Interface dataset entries
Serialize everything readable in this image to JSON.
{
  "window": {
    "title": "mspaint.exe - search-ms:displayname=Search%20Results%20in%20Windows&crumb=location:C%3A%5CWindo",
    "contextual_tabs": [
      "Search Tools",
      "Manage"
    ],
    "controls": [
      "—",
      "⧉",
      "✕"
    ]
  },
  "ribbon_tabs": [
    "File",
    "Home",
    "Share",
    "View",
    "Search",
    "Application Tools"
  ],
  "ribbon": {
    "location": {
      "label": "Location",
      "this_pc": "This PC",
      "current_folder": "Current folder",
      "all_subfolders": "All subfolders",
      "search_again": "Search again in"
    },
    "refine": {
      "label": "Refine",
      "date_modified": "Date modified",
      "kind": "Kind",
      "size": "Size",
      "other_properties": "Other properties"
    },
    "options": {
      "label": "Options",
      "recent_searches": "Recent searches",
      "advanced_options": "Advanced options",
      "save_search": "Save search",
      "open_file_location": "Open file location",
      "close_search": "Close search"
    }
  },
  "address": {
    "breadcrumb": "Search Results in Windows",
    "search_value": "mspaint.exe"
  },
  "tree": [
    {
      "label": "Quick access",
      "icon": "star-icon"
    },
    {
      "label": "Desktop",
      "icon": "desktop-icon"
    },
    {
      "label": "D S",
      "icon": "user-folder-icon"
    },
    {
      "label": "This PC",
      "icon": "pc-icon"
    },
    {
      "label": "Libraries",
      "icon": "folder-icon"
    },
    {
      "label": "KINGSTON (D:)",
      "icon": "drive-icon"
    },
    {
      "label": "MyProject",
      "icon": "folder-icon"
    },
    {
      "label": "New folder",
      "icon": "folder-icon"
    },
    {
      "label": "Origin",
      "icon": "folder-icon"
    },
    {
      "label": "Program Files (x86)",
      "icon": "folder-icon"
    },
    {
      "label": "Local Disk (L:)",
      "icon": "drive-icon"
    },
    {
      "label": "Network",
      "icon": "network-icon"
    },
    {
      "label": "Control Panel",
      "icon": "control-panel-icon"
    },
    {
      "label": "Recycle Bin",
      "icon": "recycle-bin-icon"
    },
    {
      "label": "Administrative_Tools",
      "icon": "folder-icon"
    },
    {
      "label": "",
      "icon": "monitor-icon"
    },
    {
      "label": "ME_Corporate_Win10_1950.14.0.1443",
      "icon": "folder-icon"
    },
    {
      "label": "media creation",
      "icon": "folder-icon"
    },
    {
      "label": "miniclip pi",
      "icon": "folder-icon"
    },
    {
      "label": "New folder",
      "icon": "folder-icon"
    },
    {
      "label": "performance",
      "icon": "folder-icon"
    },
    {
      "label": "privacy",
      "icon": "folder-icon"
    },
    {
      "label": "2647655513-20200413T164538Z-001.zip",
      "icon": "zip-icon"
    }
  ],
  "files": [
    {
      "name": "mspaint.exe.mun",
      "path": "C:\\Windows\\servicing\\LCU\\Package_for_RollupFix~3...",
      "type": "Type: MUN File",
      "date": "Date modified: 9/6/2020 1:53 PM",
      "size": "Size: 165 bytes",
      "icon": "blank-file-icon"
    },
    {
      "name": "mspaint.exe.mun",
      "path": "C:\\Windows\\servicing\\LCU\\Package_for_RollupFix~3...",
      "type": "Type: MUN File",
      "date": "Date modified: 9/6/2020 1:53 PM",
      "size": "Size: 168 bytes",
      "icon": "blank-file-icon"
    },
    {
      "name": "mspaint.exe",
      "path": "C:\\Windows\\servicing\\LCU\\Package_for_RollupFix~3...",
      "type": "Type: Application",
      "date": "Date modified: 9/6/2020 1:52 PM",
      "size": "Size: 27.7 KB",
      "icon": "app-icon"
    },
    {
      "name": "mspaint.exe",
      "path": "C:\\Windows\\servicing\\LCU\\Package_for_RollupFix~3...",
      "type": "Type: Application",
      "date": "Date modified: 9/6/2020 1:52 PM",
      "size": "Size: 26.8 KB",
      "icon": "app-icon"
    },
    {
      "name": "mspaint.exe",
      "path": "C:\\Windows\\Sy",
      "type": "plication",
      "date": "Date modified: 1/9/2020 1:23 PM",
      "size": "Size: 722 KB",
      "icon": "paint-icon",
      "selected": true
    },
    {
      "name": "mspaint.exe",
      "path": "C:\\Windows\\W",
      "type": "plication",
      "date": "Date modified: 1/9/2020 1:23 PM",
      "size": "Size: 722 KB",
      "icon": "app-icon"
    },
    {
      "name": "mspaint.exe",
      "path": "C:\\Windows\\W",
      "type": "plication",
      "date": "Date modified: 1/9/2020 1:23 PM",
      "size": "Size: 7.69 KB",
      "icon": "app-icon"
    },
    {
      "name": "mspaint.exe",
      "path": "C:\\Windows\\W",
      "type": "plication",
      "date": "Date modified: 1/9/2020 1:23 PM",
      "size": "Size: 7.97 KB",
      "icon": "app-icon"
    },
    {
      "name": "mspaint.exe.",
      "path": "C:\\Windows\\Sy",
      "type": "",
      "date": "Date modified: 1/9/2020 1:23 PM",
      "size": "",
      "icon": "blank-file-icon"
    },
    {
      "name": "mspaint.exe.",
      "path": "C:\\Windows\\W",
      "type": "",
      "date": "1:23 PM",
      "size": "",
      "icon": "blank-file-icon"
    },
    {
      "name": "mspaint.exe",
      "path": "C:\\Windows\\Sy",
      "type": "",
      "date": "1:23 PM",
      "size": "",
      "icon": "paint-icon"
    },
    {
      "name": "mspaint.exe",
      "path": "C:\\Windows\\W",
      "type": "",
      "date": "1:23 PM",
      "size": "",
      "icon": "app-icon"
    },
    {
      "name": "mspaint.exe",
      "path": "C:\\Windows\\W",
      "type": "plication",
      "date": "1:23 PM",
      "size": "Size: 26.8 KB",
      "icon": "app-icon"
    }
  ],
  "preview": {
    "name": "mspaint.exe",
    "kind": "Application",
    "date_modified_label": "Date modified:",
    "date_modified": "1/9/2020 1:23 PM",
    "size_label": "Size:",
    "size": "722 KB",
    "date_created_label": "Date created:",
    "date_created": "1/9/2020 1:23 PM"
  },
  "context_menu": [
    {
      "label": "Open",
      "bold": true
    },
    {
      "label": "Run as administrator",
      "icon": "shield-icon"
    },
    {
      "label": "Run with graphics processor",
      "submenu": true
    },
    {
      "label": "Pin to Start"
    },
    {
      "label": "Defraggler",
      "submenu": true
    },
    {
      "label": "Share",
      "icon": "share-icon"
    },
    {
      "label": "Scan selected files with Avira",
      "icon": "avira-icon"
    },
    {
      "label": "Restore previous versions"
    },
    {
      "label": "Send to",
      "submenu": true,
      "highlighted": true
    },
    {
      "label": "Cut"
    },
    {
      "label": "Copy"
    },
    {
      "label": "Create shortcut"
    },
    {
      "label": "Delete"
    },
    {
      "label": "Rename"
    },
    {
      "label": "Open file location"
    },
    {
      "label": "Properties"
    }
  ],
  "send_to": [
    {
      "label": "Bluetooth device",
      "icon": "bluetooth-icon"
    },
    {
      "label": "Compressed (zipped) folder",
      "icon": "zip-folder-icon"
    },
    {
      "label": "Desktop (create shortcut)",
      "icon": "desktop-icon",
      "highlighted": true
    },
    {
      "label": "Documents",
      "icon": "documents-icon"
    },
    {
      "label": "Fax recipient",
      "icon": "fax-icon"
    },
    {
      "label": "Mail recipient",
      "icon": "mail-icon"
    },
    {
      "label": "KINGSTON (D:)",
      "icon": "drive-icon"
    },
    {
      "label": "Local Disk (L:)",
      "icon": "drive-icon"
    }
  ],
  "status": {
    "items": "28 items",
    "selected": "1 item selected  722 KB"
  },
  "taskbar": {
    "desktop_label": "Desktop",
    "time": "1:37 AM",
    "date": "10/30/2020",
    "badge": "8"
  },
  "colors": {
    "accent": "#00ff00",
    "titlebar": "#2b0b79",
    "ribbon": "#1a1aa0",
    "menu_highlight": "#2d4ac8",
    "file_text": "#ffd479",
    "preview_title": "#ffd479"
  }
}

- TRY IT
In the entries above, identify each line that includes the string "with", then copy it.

- SOLUTION TO THE EXERCISE
      "label": "Run with graphics processor",
      "label": "Scan selected files with Avira",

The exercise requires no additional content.